A High Court challenge has been brought on behalf of a student who wants to sit his Leaving Certificate examinations without having to wear a mask.
In judicial review proceedings against the State Examinations Commission and the Minister for Education and Skills the student seeks various orders including one quashing a decision that he must wear a face covering during the examinations.
The student, who cannot be named for legal reasons, has brought the proceedings through his mother.
In light of the Covid-19 pandemic the wearing face coverings is mandatory for students sitting the Leaving Cert examinations.
He also seeks a declaration that the requirement to wear a mask during the examinations amounts to breach of his Constitutional Rights and rights under the European Convention on Human Rights.
Moving the application before the High Court on Thursday boy's mother said her son suffers from migraines and could not wear a mask all day at school.
This meant he was unable to attend school and had to continue his education from private tutors paid for by his parents.
His mother applied to the State Examination Commission for an arrangement to be put in place to allow him sit his exams without wearing a face covering.
However, the application was refused. It is claimed that decision is disproportionate, is unlawful and outside the powers of the applicant and should be quashed.
The mother was also informed by the school her son attends that its teachers could not consult with his private tutors in relation to his predicted grades assessment.
This, his mother was informed, is because as a registered student in a post-primary school he can only receive estimated percentage marks from his full-time teachers and not from tutors giving extra tuition outside school.
In the alternative to seeking an order allowing him sit the exams without having to wear a mask he seeks an order quashing the respondents' decision not to allow private tutors who have been helping him to assist with his calculated grades.

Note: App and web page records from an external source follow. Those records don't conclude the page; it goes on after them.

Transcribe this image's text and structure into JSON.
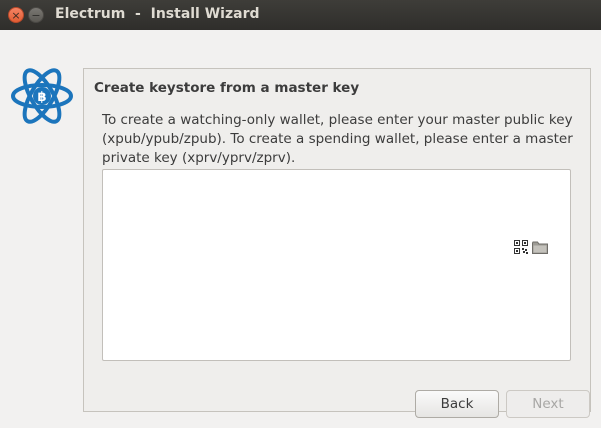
{
  "window": {
    "title": "Electrum  -  Install Wizard",
    "close_glyph": "×",
    "minimize_glyph": "−"
  },
  "wizard": {
    "heading": "Create keystore from a master key",
    "description": "To create a watching-only wallet, please enter your master public key (xpub/ypub/zpub). To create a spending wallet, please enter a master private key (xprv/yprv/zprv).",
    "key_input": {
      "value": "",
      "placeholder": ""
    },
    "icons": [
      "qrcode-icon",
      "folder-icon"
    ]
  },
  "buttons": {
    "back_label": "Back",
    "next_label": "Next",
    "next_enabled": false
  },
  "colors": {
    "logo_blue": "#1c75bc",
    "titlebar": "#3a3935",
    "close_button": "#e9653b"
  }
}
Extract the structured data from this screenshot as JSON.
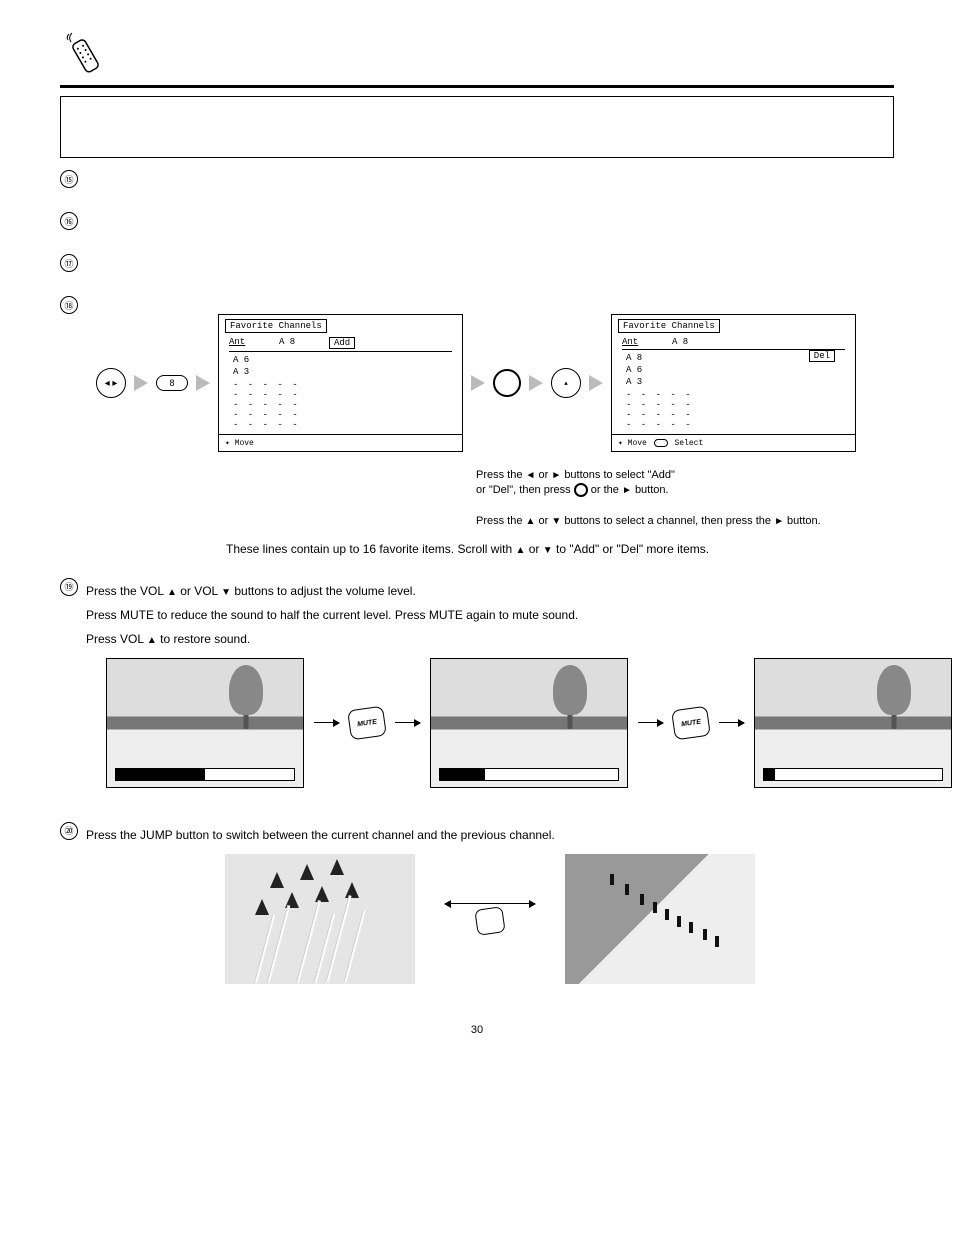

The matter came before Ms Justice Bronagh O'Hanlon on Thursday's vacation sitting of the High Court, who noted the mother's admission that a GP doctor did not want to provide a medical report in support of the boys claim about wearing a mask.

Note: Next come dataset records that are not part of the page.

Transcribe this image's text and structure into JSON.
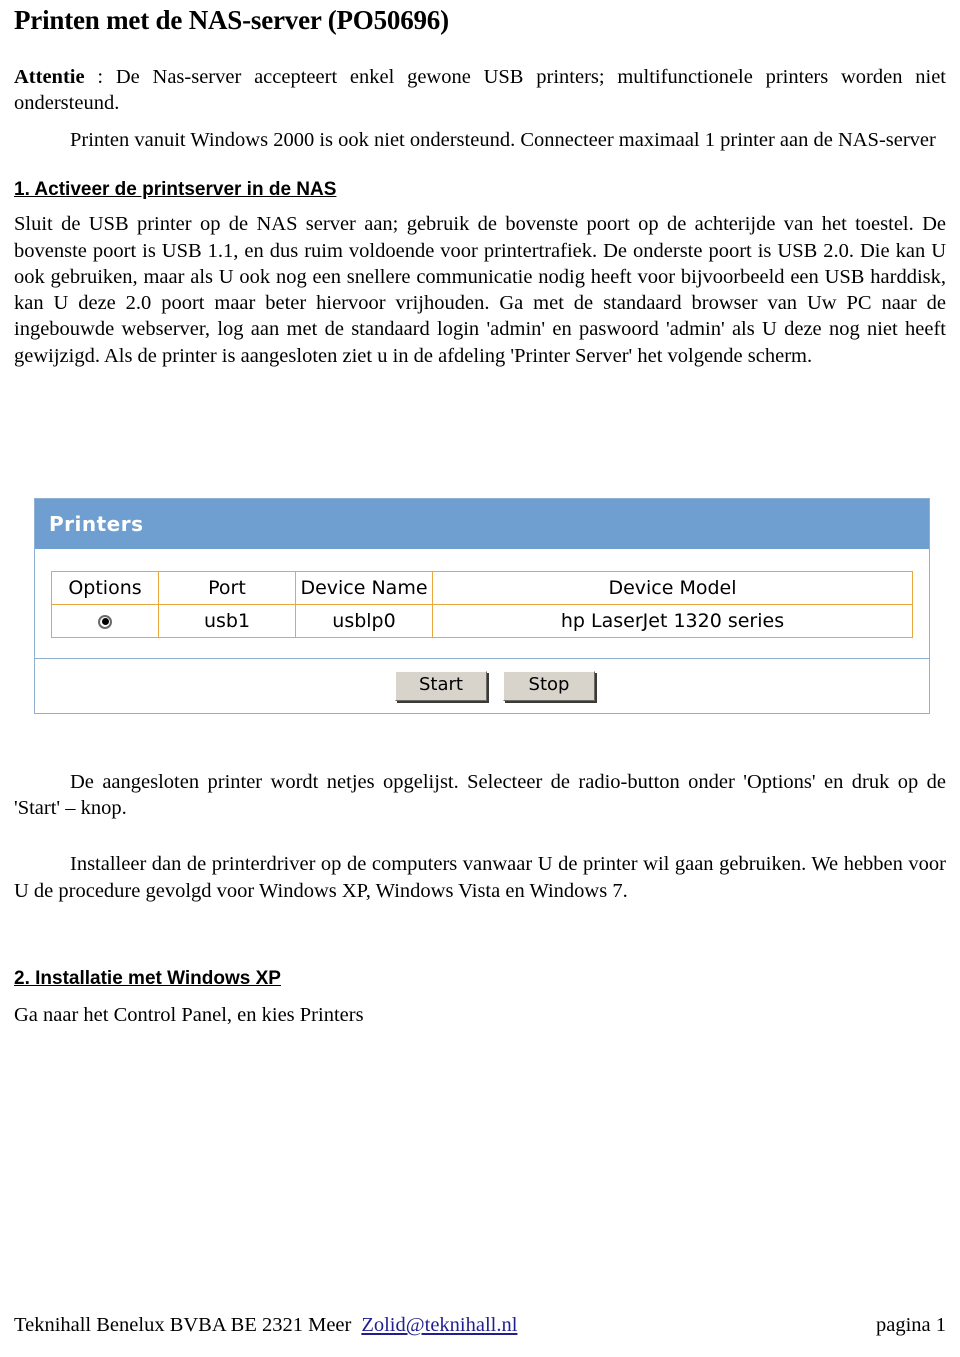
{
  "document": {
    "title": "Printen met de NAS-server (PO50696)",
    "attention": {
      "label": "Attentie",
      "rest": " : De Nas-server accepteert enkel gewone USB printers; multifunctionele printers worden niet ondersteund."
    },
    "intro_paragraph": "Printen vanuit Windows 2000 is ook niet ondersteund. Connecteer maximaal 1 printer aan de NAS-server",
    "section1": {
      "heading": "1. Activeer de printserver in de NAS",
      "body": "Sluit de USB printer op de NAS server aan; gebruik de bovenste poort op de achterijde van het toestel. De bovenste poort is USB 1.1, en dus ruim voldoende voor printertrafiek. De onderste poort is USB 2.0. Die kan U ook gebruiken, maar als U ook nog een snellere communicatie nodig heeft voor bijvoorbeeld een USB harddisk, kan U deze 2.0 poort maar beter hiervoor vrijhouden. Ga met de standaard browser van Uw PC naar de ingebouwde webserver, log aan met de standaard login 'admin' en paswoord 'admin' als U deze nog niet heeft gewijzigd. Als de printer is aangesloten ziet u in de afdeling 'Printer Server' het volgende scherm."
    },
    "after_screenshot": {
      "paragraph1": "De aangesloten printer wordt netjes opgelijst. Selecteer de radio-button onder 'Options' en druk op de 'Start' – knop.",
      "paragraph2": "Installeer dan de printerdriver op de computers vanwaar U de printer wil gaan gebruiken. We hebben voor U de procedure gevolgd voor Windows XP, Windows Vista en Windows 7."
    },
    "section2": {
      "heading": "2. Installatie met Windows XP",
      "body": "Ga naar het Control Panel, en kies Printers"
    },
    "footer": {
      "company": "Teknihall Benelux BVBA   BE 2321 Meer",
      "email": "Zolid@teknihall.nl",
      "page": "pagina 1"
    }
  },
  "printer_screenshot": {
    "panel_title": "Printers",
    "table": {
      "headers": [
        "Options",
        "Port",
        "Device Name",
        "Device Model"
      ],
      "rows": [
        {
          "options": "radio-selected",
          "port": "usb1",
          "device_name": "usblp0",
          "device_model": "hp LaserJet 1320 series"
        }
      ]
    },
    "buttons": {
      "start": "Start",
      "stop": "Stop"
    },
    "colors": {
      "titlebar": "#6f9fd1",
      "panel_border": "#91b0cf",
      "table_border": "#e8a83e",
      "button_face": "#d8d4cc"
    }
  }
}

The judge said she was not prepared to grant the applicant permission to bring the action on an ex-parte basis. The judge instead directed that the application be made on notice to the respondents.
The judge said she was not making any findings in relation to the application, particular the aspect of the claim in relation to the wearing of the facemask.
However, she told the student's mother that there could be cost implications involved should her action be unsuccessful.
When the matter first came before the court on Thursday morning, the judge adjourned the matter for a period to allow the student's mother reconsider if she wished to proceed with the application for permission to bring the challenge.
When the court resumed on Thursday afternoon the mother said she wished to proceed with the application.
The matter will return before the court next week.